We don’t really like to talk about big oil and gas directly on the Solar Blog. We’re interested in renewable energy, green energy, clean tech and how that all ties in to efficient home heating systems. Our opinion is that oil and gas are slowly but surely edging their way off centre stage, and that there’s just no need to go around shouting about it too loudly. However, every now and again news breaks that’s just too juicy to ignore. That’s the case today, with an ongoing story involving corruption, bribery, thousands of leaked emails, shadow companies, secret meetings and billion dollar agreements. Throw in some giant companies like Rolls-Royce, Samsung and Halliburton and it’s just too much for me to resist.
Corruption and bribery the world over
The core of the allegations made by Fairfax Media and The Huffington Post are as follows; a Monaco company named Unaoil “carved up portions of the Middle East oil industry for the benefit of western companies between 2002 and 2012,” securing billion dollar government contracts directly as a result of bribery. Backing up these claims are hundreds of thousands of leaked emails and documents from the Ahsani family, who operate Unaoil. Essentially, it is claimed, Unaoil operate by bribing officials in developing or unstable oil producing countries on behalf on giant NGOs in order to secure drilling rights. Take the situation in Iraq:
Between 2004 and 2012, Unaoil corruptly influenced a Who’s Who of the country’s oil industry: the Deputy Prime Minister of Iraq turned education minister Hussain al-Shahristani; Oil Minister Abdul Kareem Luaibi (who was replaced in 2014); the Director General of the South Oil Company, Dhia Jaffar al-Mousawi, who in 2015 became a deputy minister; and top oil official Oday al-Quraishi.
It’s a similar story practically right throughout the Middle East, with similar allegations of corruption based in Iran, Syria, the UAE, Libya, Kuwait and Yemen.
What’s next for Big Oil?

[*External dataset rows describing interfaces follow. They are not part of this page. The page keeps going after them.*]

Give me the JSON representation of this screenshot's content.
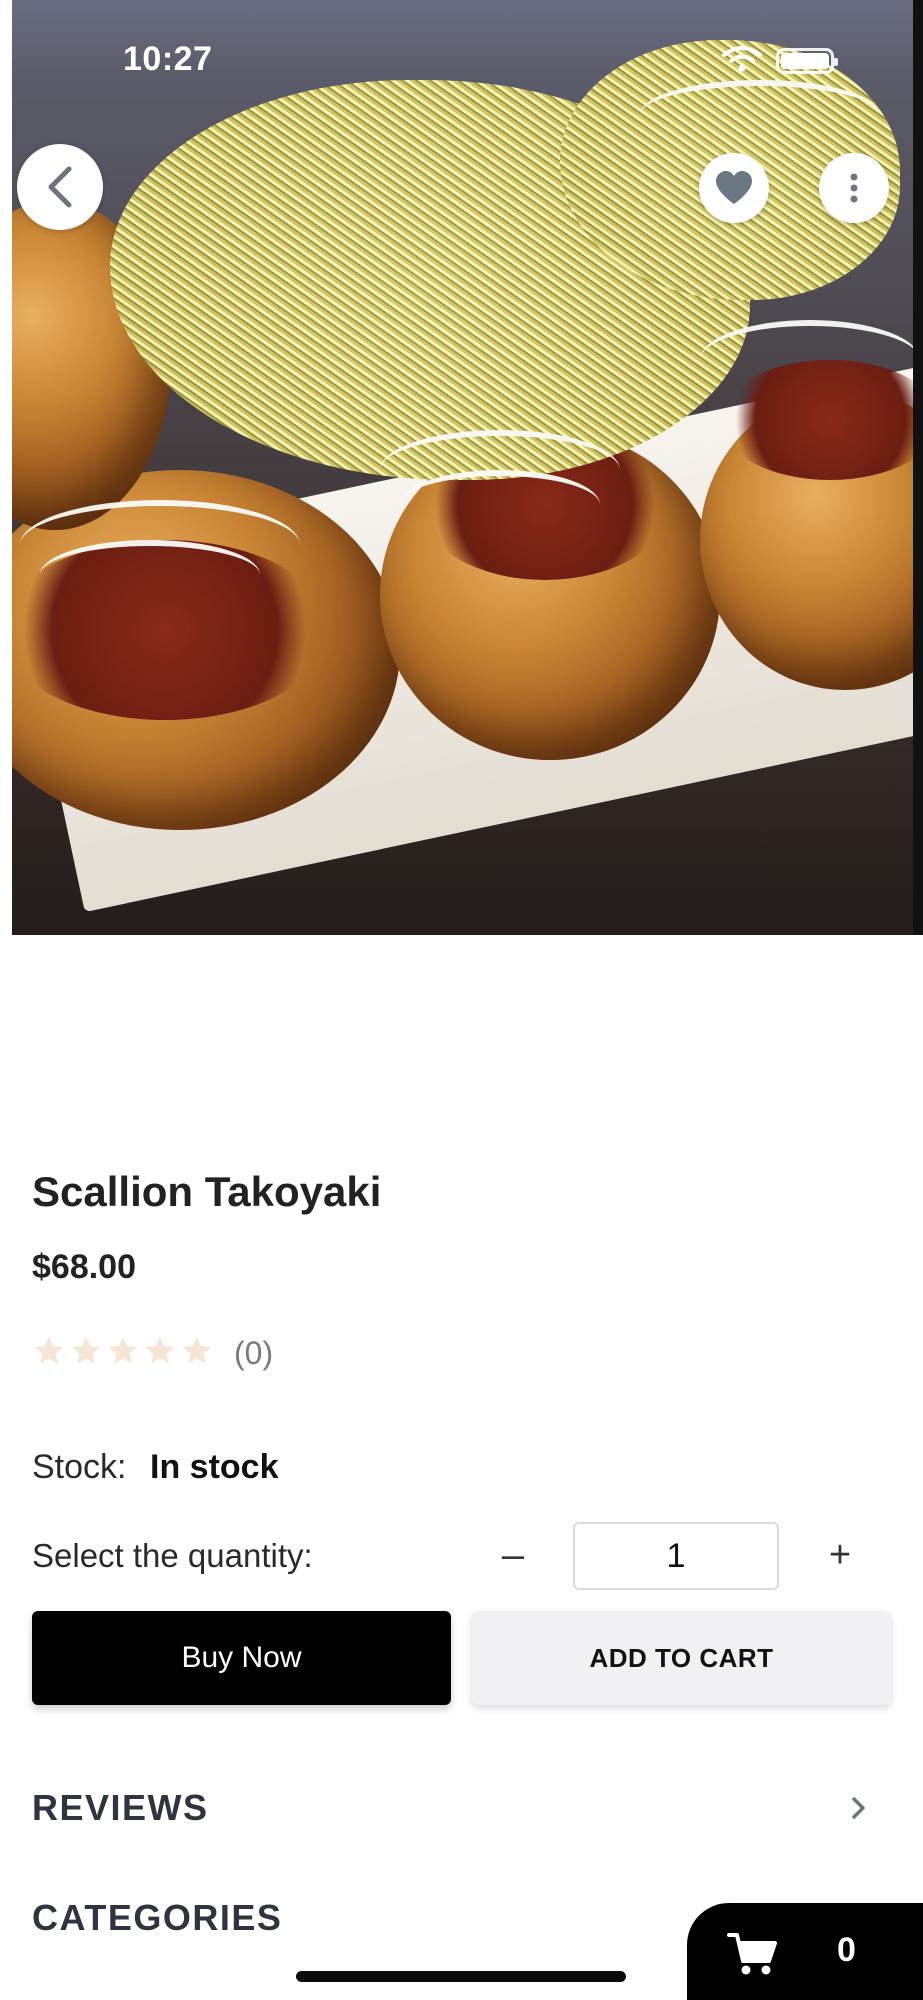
{
  "status_bar": {
    "time": "10:27"
  },
  "product": {
    "image_alt": "Scallion Takoyaki",
    "title": "Scallion Takoyaki",
    "price": "$68.00",
    "rating_stars": 0,
    "rating_count": "(0)",
    "stock_label": "Stock:",
    "stock_value": "In stock"
  },
  "quantity": {
    "label": "Select the quantity:",
    "minus": "–",
    "value": "1",
    "plus": "+"
  },
  "actions": {
    "buy_now": "Buy Now",
    "add_to_cart": "ADD TO CART"
  },
  "sections": {
    "reviews": "REVIEWS",
    "categories": "CATEGORIES"
  },
  "cart": {
    "count": "0"
  },
  "icons": {
    "back": "chevron-left-icon",
    "favorite": "heart-icon",
    "more": "more-vertical-icon",
    "cart": "cart-icon",
    "chevron": "chevron-right-icon"
  },
  "colors": {
    "primary_button": "#000000",
    "secondary_button": "#f1f1f3",
    "star_empty": "#f7e6d3",
    "section_title": "#2f3440"
  }
}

Unsurprisingly, as this story develops there has been a series of denials made by the NGOs involved. Despite some rather damning email leaks, Unaoil has claimed that everything they do is above board, while many of the companies implicated have denied any willing involvement in bribery and have started their own internal investigation of Unaoil. Looking a little farther down the road, could there be prosecutions resulting from these leaked emails? Might we see a tightening or changing of regulations in some way, shape or form? At this point it remains to be seen. Scandals tend to either pick up steam and attention or disappear entirely when the next big story breaks. It’s not a good day for the big oil giants of the world, however, and from a green and clean tech perspective, that’s got to be a good thing.